Digital cameras that remove red eye caused by a flash are now common. But what about removing the glow-eye that appears in flash photography of dogs and cats, the second most-photographed subjects after children? Hewlett-Packard’s new R837 digital camera does just that.
Light can reflect differently on animals’ retinas than it does on human retinas, creating an eerie glow. As in removing human red eye, software in the camera detects the glow and replaces it with a remarkably lifelike black dot.
Hewlett-Packard has also added software that removes blemishes and smoothes wrinkles in photographs of humans.
The 7.2-megapixel camera, with a 3X optical zoom lens and a three-inch image display, will go on sale next month for $230.
In addition to replacing glowing pupils, the camera finds the eyes’ focal points and adds a tiny white dot, indicating the direction the pet is looking. Alas, if a picture is shot in a dark room and the glow is extreme, the retouching does not work well. The pet ends up looking like a bug-eyed marmoset.
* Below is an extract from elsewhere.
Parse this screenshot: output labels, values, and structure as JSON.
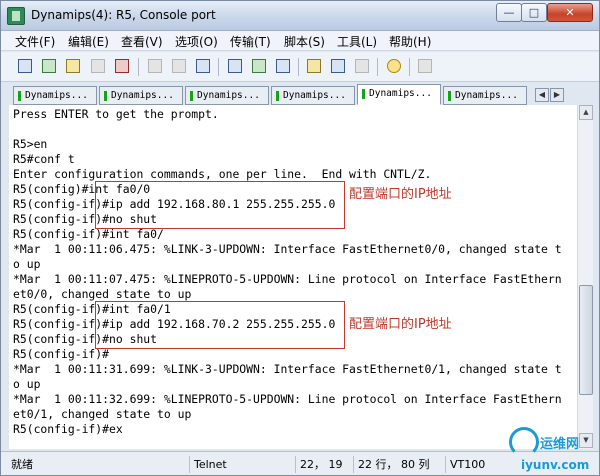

Frank Wilson is a retired teacher with over 30 years of combined experience in the education, small business technology, and real estate business. He now blogs as a hobby and spends most days tinkering with old computers. Wilson is passionate about tech, enjoys fishing, and loves drinking beer.